■ **What you should do**: Match the string "screenshot" against each line below, and copy every line that matches.

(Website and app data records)
□ □ □ □ □ □ □
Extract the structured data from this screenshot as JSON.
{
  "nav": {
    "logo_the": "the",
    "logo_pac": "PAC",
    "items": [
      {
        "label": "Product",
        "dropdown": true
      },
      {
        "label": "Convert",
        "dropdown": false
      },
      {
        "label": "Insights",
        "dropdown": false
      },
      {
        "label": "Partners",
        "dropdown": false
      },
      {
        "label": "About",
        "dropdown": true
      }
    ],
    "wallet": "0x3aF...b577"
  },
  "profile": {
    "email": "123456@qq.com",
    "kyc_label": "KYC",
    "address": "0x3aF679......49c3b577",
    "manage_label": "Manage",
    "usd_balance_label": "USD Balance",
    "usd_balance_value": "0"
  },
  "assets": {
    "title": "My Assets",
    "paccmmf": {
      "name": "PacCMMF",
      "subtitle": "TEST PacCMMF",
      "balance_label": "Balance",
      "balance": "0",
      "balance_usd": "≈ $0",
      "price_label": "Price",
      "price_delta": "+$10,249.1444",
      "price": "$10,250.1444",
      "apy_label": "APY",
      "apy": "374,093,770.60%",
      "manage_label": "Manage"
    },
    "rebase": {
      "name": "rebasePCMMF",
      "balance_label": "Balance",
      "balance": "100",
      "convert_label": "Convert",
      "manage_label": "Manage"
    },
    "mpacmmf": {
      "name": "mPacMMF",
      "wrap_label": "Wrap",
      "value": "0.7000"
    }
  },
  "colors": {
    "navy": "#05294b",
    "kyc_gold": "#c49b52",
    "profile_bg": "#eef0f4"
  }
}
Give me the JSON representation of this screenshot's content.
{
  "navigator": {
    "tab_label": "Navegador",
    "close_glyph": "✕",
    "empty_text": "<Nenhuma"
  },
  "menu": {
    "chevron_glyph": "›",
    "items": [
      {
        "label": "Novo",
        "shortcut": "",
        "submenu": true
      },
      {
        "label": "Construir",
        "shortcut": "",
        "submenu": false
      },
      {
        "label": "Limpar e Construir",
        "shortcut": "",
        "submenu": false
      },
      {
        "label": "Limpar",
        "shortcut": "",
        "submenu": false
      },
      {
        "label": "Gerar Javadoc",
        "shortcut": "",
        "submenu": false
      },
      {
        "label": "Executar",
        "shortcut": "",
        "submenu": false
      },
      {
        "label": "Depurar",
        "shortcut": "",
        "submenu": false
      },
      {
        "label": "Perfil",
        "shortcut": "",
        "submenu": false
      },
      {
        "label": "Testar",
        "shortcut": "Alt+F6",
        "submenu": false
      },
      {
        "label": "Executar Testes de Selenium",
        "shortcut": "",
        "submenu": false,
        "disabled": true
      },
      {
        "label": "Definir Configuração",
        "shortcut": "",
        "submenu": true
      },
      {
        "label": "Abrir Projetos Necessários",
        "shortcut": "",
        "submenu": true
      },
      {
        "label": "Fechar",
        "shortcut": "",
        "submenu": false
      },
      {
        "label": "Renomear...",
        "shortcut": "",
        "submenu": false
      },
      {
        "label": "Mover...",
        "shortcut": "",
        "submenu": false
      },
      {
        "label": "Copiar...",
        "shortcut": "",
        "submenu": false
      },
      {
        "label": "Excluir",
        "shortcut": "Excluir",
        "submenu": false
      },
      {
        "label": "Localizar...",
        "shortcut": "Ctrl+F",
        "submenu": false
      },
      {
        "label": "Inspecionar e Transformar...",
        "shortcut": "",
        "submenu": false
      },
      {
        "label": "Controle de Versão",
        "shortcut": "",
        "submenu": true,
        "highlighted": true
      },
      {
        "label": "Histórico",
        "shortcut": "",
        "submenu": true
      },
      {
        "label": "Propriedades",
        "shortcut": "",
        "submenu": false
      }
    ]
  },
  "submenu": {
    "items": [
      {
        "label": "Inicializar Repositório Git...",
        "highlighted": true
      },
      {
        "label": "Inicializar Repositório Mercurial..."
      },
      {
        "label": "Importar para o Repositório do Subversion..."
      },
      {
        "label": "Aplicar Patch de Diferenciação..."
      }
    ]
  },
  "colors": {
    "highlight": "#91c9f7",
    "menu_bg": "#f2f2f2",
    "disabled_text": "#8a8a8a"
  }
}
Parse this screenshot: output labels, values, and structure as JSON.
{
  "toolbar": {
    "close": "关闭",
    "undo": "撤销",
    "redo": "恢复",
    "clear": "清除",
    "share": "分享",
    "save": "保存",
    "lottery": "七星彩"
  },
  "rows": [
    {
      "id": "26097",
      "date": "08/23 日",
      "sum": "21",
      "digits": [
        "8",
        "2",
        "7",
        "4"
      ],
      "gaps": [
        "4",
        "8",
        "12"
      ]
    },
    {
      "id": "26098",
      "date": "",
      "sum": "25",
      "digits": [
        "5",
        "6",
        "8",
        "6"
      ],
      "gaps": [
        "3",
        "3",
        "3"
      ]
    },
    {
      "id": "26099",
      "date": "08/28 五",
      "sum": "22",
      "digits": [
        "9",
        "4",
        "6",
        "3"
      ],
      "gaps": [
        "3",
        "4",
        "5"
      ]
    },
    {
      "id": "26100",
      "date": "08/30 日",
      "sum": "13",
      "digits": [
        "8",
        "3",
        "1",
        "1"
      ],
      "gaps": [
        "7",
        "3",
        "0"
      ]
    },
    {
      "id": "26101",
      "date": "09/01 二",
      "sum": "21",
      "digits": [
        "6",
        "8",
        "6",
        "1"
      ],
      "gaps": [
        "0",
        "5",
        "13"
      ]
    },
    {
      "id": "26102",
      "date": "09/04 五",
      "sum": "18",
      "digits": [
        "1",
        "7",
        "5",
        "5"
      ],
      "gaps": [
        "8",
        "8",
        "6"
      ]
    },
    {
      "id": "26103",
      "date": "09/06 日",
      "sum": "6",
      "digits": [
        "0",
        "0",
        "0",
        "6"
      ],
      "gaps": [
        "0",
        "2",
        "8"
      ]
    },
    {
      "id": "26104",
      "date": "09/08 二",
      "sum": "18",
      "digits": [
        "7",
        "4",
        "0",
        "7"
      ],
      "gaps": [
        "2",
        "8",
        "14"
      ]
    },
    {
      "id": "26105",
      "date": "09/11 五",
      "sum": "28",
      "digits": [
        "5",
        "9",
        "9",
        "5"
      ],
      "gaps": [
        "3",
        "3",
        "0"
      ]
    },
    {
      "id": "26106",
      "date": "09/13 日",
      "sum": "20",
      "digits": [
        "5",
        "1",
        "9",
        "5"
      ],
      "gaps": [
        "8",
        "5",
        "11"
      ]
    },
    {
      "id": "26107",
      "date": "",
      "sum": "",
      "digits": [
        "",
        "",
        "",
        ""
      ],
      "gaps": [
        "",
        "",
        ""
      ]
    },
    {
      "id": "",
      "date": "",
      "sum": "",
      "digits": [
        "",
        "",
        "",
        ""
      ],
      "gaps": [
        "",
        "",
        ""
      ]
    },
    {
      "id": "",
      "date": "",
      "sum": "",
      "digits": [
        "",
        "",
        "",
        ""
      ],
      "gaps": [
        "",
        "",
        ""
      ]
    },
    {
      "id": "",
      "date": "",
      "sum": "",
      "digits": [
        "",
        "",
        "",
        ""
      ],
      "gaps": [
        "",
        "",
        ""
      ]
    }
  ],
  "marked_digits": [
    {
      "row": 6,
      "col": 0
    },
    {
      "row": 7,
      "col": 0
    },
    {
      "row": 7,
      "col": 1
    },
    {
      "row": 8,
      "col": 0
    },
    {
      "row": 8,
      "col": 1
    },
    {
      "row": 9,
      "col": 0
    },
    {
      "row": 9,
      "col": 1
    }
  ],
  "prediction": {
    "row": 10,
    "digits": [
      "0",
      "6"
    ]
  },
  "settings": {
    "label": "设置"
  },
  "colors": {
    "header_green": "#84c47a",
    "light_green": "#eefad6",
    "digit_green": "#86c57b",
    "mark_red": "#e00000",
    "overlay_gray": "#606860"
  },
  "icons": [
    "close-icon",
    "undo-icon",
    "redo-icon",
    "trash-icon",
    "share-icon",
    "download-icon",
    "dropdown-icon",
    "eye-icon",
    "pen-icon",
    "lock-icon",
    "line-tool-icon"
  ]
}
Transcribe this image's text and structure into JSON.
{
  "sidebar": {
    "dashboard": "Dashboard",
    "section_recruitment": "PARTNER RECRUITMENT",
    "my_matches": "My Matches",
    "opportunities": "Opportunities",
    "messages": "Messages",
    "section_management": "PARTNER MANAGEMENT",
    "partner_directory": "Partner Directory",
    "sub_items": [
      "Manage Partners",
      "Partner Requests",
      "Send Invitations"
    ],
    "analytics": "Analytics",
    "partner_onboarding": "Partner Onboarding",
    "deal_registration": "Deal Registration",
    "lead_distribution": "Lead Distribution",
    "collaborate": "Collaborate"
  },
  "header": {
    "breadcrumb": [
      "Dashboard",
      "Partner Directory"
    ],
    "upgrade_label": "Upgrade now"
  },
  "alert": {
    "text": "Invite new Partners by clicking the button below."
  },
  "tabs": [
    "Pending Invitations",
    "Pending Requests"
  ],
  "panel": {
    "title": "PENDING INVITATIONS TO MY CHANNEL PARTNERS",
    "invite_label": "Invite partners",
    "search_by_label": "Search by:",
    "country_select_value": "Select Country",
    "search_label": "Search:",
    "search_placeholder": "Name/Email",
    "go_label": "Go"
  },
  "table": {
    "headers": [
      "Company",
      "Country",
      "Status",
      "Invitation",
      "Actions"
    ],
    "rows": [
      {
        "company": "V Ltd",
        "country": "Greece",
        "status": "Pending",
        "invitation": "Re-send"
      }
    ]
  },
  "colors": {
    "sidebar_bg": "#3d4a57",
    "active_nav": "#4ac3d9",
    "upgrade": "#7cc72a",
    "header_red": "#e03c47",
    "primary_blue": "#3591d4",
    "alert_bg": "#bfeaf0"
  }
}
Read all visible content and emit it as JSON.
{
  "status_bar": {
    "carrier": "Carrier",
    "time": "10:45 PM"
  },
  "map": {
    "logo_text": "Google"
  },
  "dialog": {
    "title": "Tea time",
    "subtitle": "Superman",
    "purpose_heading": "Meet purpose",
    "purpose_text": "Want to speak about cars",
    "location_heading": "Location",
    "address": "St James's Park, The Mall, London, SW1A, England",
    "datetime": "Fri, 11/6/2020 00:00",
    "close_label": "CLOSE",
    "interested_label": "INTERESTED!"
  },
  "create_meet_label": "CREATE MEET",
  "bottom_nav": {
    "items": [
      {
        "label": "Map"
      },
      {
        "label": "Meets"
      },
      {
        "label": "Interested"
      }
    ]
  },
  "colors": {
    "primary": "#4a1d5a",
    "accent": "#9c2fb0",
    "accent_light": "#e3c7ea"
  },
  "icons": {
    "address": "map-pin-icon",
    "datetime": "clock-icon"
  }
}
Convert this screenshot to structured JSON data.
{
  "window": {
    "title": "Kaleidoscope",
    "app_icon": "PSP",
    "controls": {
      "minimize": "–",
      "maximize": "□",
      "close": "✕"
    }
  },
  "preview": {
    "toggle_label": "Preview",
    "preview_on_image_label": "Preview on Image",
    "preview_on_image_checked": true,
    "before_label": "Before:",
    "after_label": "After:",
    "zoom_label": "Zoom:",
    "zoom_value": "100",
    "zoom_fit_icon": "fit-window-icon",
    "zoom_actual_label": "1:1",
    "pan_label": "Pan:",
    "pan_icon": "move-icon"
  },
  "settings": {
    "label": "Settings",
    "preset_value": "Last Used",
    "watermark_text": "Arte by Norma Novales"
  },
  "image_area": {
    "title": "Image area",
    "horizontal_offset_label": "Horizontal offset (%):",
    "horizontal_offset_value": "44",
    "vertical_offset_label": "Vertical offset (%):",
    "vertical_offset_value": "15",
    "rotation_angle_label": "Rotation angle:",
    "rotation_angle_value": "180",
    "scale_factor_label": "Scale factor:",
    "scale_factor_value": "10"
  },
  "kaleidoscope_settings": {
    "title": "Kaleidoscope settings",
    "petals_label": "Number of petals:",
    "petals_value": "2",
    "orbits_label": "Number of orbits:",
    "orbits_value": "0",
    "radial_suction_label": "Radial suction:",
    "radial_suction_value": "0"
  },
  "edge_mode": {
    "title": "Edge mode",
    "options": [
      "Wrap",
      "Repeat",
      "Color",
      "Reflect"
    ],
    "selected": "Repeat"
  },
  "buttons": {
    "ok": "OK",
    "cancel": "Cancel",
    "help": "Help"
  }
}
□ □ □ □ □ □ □
■ **Answer section**:
Extract the structured data from this screenshot as JSON.
Give me the JSON representation of this screenshot's content.
Parse this screenshot: output labels, values, and structure as JSON.
Convert this screenshot to structured JSON data.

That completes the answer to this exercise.